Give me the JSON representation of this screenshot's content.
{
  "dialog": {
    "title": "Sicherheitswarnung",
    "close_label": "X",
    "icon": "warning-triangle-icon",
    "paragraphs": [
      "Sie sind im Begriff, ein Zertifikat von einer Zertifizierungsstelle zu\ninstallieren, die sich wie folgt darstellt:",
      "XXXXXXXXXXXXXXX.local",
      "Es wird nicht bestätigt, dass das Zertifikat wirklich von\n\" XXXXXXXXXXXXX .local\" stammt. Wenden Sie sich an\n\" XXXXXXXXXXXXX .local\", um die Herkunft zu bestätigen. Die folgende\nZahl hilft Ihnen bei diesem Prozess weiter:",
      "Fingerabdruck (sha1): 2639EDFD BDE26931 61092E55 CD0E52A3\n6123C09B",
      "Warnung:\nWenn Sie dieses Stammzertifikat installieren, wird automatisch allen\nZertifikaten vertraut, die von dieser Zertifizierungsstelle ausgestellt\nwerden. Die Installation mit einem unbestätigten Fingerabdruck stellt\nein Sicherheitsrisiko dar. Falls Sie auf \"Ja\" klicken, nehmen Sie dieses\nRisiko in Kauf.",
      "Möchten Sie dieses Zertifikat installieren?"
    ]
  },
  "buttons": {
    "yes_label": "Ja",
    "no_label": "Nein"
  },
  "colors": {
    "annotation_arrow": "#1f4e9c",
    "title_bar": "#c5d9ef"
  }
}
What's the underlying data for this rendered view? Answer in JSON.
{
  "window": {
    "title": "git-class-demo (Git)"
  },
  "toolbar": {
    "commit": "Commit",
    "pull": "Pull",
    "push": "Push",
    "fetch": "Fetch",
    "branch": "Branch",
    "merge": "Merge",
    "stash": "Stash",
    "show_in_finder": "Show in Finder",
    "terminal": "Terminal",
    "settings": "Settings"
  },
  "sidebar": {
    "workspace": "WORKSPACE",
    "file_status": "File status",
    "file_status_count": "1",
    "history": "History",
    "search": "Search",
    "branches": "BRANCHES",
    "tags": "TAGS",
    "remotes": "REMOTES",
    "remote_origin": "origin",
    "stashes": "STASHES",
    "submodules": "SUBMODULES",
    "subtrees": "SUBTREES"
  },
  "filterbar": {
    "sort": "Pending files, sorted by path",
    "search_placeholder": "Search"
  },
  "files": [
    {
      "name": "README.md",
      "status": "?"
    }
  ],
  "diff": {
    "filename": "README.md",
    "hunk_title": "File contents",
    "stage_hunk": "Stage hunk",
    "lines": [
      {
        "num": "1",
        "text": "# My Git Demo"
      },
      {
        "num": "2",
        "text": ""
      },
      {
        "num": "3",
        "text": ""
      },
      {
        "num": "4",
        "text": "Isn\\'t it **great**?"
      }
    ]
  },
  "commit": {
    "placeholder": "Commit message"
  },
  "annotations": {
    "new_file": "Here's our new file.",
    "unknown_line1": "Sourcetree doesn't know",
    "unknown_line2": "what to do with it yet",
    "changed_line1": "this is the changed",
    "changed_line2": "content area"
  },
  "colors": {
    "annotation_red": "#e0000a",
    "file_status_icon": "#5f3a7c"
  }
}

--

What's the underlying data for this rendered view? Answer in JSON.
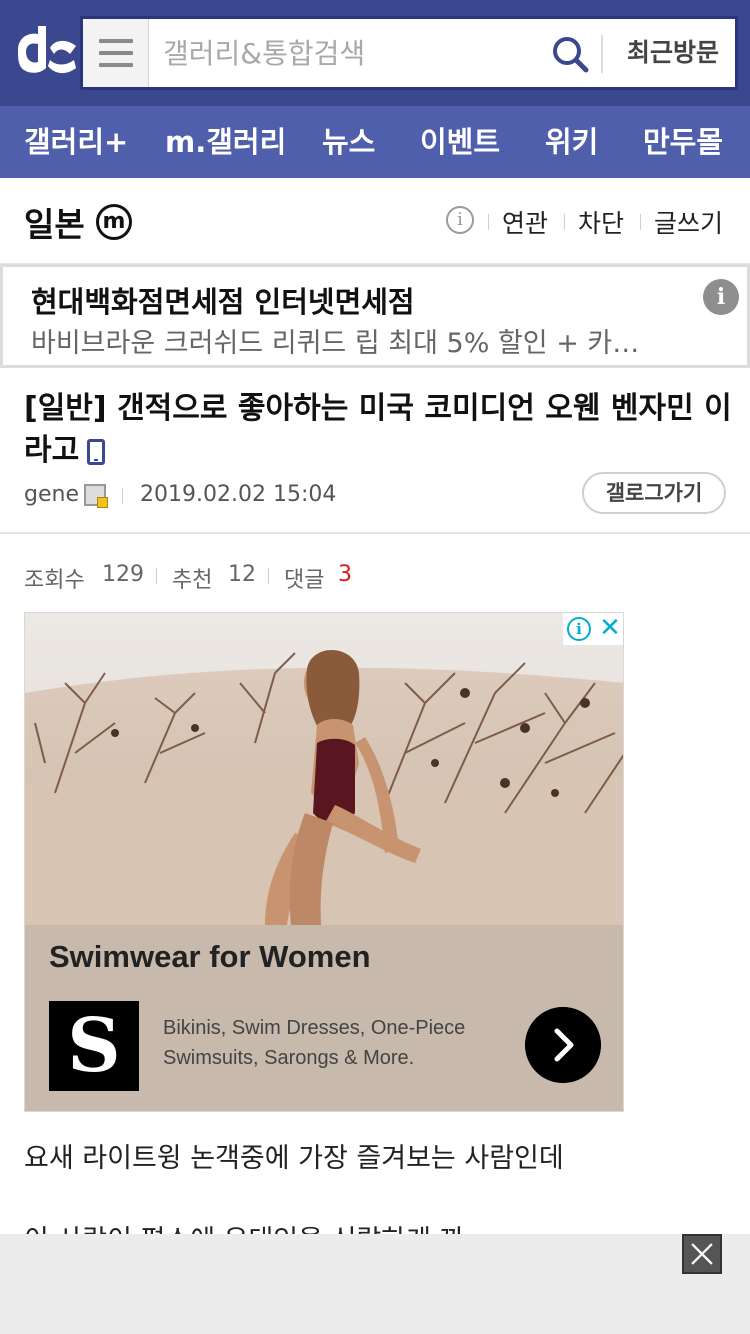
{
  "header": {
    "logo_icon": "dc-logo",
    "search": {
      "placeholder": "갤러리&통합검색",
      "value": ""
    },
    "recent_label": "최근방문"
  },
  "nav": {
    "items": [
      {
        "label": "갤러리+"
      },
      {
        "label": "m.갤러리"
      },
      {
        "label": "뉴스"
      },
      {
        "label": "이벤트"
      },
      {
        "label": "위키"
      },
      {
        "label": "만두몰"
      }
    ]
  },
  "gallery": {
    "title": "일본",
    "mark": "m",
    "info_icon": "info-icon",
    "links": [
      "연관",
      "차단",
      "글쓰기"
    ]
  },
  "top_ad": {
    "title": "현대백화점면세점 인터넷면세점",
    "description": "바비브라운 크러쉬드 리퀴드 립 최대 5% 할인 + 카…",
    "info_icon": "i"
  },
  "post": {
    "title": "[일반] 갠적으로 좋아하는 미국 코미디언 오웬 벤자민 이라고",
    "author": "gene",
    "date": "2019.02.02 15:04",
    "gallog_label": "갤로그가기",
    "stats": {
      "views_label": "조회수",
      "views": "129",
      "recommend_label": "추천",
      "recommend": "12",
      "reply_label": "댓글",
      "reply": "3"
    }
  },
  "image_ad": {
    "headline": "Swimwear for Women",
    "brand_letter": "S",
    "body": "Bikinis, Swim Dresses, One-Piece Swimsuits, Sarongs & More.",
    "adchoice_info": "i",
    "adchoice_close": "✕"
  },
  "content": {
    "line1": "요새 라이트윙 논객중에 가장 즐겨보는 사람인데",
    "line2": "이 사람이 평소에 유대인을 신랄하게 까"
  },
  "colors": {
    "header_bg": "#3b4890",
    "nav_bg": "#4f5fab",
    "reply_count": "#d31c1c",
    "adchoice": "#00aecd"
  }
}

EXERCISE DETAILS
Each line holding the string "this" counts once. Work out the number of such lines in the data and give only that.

ANSWER SECTION
4